BEGIN INFORMATION SHOWN
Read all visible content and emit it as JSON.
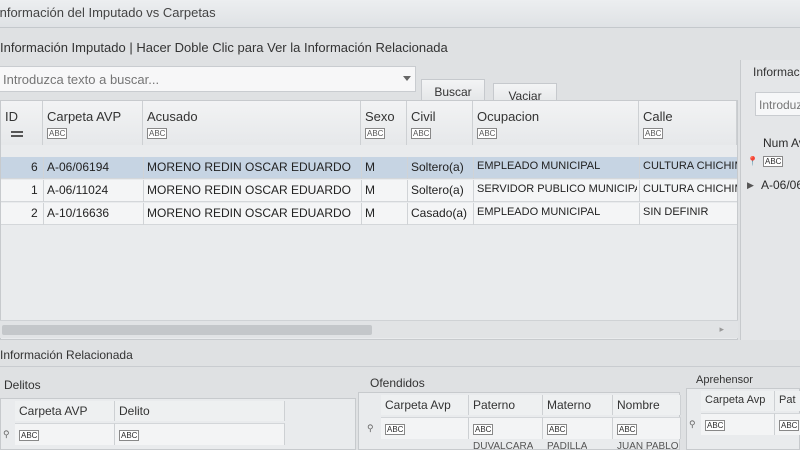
{
  "window": {
    "title": "Información del Imputado vs Carpetas"
  },
  "subtitle": "Información Imputado | Hacer Doble Clic para Ver la Información Relacionada",
  "search": {
    "placeholder": "Introduzca texto a buscar...",
    "buscar_label": "Buscar",
    "vaciar_label": "Vaciar"
  },
  "grid": {
    "columns": [
      "ID",
      "Carpeta AVP",
      "Acusado",
      "Sexo",
      "Civil",
      "Ocupacion",
      "Calle"
    ],
    "filter_glyph": "ABC",
    "rows": [
      {
        "id": "6",
        "carpeta": "A-06/06194",
        "acusado": "MORENO REDIN OSCAR EDUARDO",
        "sexo": "M",
        "civil": "Soltero(a)",
        "ocupacion": "EMPLEADO MUNICIPAL",
        "calle": "CULTURA CHICHIM"
      },
      {
        "id": "1",
        "carpeta": "A-06/11024",
        "acusado": "MORENO  REDIN OSCAR EDUARDO",
        "sexo": "M",
        "civil": "Soltero(a)",
        "ocupacion": "SERVIDOR PUBLICO MUNICIPA",
        "calle": "CULTURA CHICHIM"
      },
      {
        "id": "2",
        "carpeta": "A-10/16636",
        "acusado": "MORENO REDIN OSCAR EDUARDO",
        "sexo": "M",
        "civil": "Casado(a)",
        "ocupacion": "EMPLEADO MUNICIPAL",
        "calle": "SIN DEFINIR"
      }
    ]
  },
  "right_panel": {
    "title": "Informacio",
    "search_placeholder": "Introduz",
    "column": "Num Av",
    "row_value": "A-06/06"
  },
  "related": {
    "title": "Información Relacionada",
    "delitos": {
      "title": "Delitos",
      "columns": [
        "Carpeta AVP",
        "Delito"
      ]
    },
    "ofendidos": {
      "title": "Ofendidos",
      "columns": [
        "Carpeta Avp",
        "Paterno",
        "Materno",
        "Nombre"
      ],
      "partial_row": [
        "",
        "DUVALCARA",
        "PADILLA",
        "JUAN PABLO"
      ]
    },
    "aprehensor": {
      "title": "Aprehensor",
      "columns": [
        "Carpeta Avp",
        "Pat"
      ]
    }
  }
}
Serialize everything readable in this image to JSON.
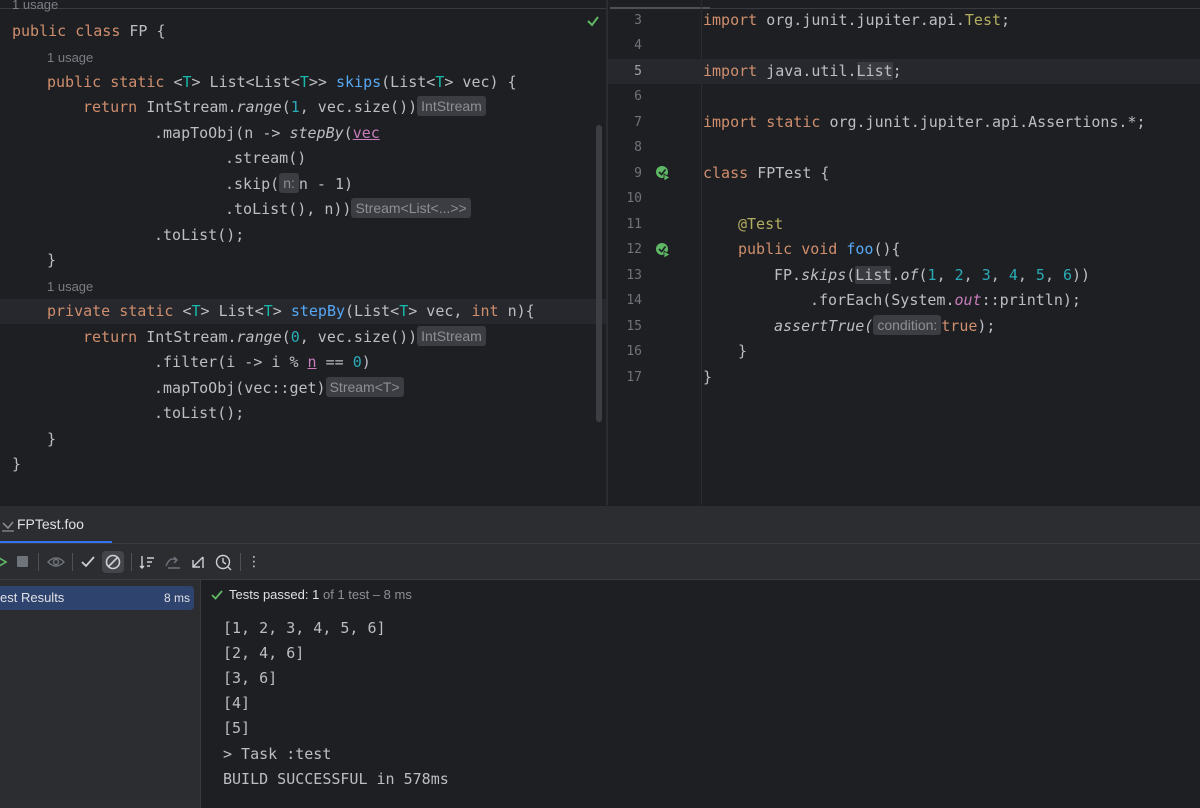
{
  "left_editor": {
    "usage_top": "1 usage",
    "class_line": "public class FP {",
    "usage_skips": "1 usage",
    "skips": {
      "line1": "public static <T> List<List<T>> skips(List<T> vec) {",
      "line2": "return IntStream.range(1, vec.size())",
      "hint2": "IntStream",
      "line3": ".mapToObj(n -> stepBy(vec",
      "line4": ".stream()",
      "line5a": ".skip(",
      "hint5": "n:",
      "line5b": "n - 1)",
      "line6": ".toList(), n))",
      "hint6": "Stream<List<...>>",
      "line7": ".toList();",
      "close": "}"
    },
    "usage_stepby": "1 usage",
    "stepby": {
      "line1": "private static <T> List<T> stepBy(List<T> vec, int n){",
      "line2": "return IntStream.range(0, vec.size())",
      "hint2": "IntStream",
      "line3": ".filter(i -> i % n == 0)",
      "line4": ".mapToObj(vec::get)",
      "hint4": "Stream<T>",
      "line5": ".toList();",
      "close": "}"
    },
    "class_close": "}"
  },
  "right_editor": {
    "line_numbers": [
      "3",
      "4",
      "5",
      "6",
      "7",
      "8",
      "9",
      "10",
      "11",
      "12",
      "13",
      "14",
      "15",
      "16",
      "17"
    ],
    "current_line": "5",
    "lines": {
      "l3": "import org.junit.jupiter.api.Test;",
      "l5": "import java.util.List;",
      "l7": "import static org.junit.jupiter.api.Assertions.*;",
      "l9": "class FPTest {",
      "l11": "@Test",
      "l12": "public void foo(){",
      "l13": "FP.skips(List.of(1, 2, 3, 4, 5, 6))",
      "l14": ".forEach(System.out::println);",
      "l15a": "assertTrue(",
      "l15_hint": "condition:",
      "l15b": "true);",
      "l16": "}",
      "l17": "}"
    }
  },
  "run_panel": {
    "tab_title": "FPTest.foo",
    "tree": {
      "item_label": "est Results",
      "item_time": "8 ms"
    },
    "status": {
      "prefix": "Tests passed:",
      "count": "1",
      "suffix": "of 1 test – 8 ms"
    },
    "output": [
      "[1, 2, 3, 4, 5, 6]",
      "[2, 4, 6]",
      "[3, 6]",
      "[4]",
      "[5]",
      "> Task :test",
      "BUILD SUCCESSFUL in 578ms"
    ]
  },
  "colors": {
    "keyword": "#cf8e6d",
    "function": "#56a8f5",
    "type_param": "#16baac",
    "number": "#2aacb8",
    "accent": "#3574f0",
    "pass_green": "#5fb865"
  },
  "icons": [
    "check-icon",
    "run-test-icon",
    "rerun-icon",
    "stop-icon",
    "eye-icon",
    "show-passed-icon",
    "show-ignored-icon",
    "sort-icon",
    "import-icon",
    "export-icon",
    "history-icon",
    "more-icon"
  ]
}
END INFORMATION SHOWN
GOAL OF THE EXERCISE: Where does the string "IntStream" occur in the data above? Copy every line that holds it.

WRITTEN RESPONSE:
      "line2": "return IntStream.range(1, vec.size())",
      "hint2": "IntStream",
      "line2": "return IntStream.range(0, vec.size())",
      "hint2": "IntStream",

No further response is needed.